RECORDS SUPPLIED START

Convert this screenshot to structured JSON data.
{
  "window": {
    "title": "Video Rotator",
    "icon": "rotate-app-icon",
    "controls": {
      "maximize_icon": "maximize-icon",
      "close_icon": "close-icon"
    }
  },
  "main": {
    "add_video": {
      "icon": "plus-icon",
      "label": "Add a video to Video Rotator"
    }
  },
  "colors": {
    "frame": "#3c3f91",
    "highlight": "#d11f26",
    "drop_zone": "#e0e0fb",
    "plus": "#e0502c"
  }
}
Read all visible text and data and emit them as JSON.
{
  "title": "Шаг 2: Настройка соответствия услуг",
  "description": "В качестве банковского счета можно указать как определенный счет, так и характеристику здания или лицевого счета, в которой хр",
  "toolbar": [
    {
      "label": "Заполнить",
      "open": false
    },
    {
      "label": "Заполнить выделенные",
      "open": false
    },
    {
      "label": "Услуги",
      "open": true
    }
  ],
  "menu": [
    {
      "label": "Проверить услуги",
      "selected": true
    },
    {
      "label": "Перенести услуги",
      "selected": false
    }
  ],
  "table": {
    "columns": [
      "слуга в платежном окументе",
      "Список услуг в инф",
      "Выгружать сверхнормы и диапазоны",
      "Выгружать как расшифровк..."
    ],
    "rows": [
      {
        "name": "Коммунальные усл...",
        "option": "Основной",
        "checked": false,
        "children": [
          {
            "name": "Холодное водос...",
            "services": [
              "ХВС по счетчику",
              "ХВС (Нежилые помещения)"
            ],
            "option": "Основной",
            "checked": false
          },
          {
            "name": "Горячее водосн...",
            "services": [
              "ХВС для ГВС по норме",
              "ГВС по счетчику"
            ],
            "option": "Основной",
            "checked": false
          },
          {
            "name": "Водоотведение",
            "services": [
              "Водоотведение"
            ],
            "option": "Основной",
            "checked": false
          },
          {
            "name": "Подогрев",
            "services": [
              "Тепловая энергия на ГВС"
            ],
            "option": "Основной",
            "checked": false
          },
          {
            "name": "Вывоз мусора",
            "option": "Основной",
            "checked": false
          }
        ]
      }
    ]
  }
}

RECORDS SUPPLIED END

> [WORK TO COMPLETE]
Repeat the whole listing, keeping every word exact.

> [FINAL ANSWER]
Convert this screenshot to structured JSON data.
{
  "window": {
    "title": "Video Rotator",
    "icon": "rotate-app-icon",
    "controls": {
      "maximize_icon": "maximize-icon",
      "close_icon": "close-icon"
    }
  },
  "main": {
    "add_video": {
      "icon": "plus-icon",
      "label": "Add a video to Video Rotator"
    }
  },
  "colors": {
    "frame": "#3c3f91",
    "highlight": "#d11f26",
    "drop_zone": "#e0e0fb",
    "plus": "#e0502c"
  }
}
Read all visible text and data and emit them as JSON.
{
  "title": "Шаг 2: Настройка соответствия услуг",
  "description": "В качестве банковского счета можно указать как определенный счет, так и характеристику здания или лицевого счета, в которой хр",
  "toolbar": [
    {
      "label": "Заполнить",
      "open": false
    },
    {
      "label": "Заполнить выделенные",
      "open": false
    },
    {
      "label": "Услуги",
      "open": true
    }
  ],
  "menu": [
    {
      "label": "Проверить услуги",
      "selected": true
    },
    {
      "label": "Перенести услуги",
      "selected": false
    }
  ],
  "table": {
    "columns": [
      "слуга в платежном окументе",
      "Список услуг в инф",
      "Выгружать сверхнормы и диапазоны",
      "Выгружать как расшифровк..."
    ],
    "rows": [
      {
        "name": "Коммунальные усл...",
        "option": "Основной",
        "checked": false,
        "children": [
          {
            "name": "Холодное водос...",
            "services": [
              "ХВС по счетчику",
              "ХВС (Нежилые помещения)"
            ],
            "option": "Основной",
            "checked": false
          },
          {
            "name": "Горячее водосн...",
            "services": [
              "ХВС для ГВС по норме",
              "ГВС по счетчику"
            ],
            "option": "Основной",
            "checked": false
          },
          {
            "name": "Водоотведение",
            "services": [
              "Водоотведение"
            ],
            "option": "Основной",
            "checked": false
          },
          {
            "name": "Подогрев",
            "services": [
              "Тепловая энергия на ГВС"
            ],
            "option": "Основной",
            "checked": false
          },
          {
            "name": "Вывоз мусора",
            "option": "Основной",
            "checked": false
          }
        ]
      }
    ]
  }
}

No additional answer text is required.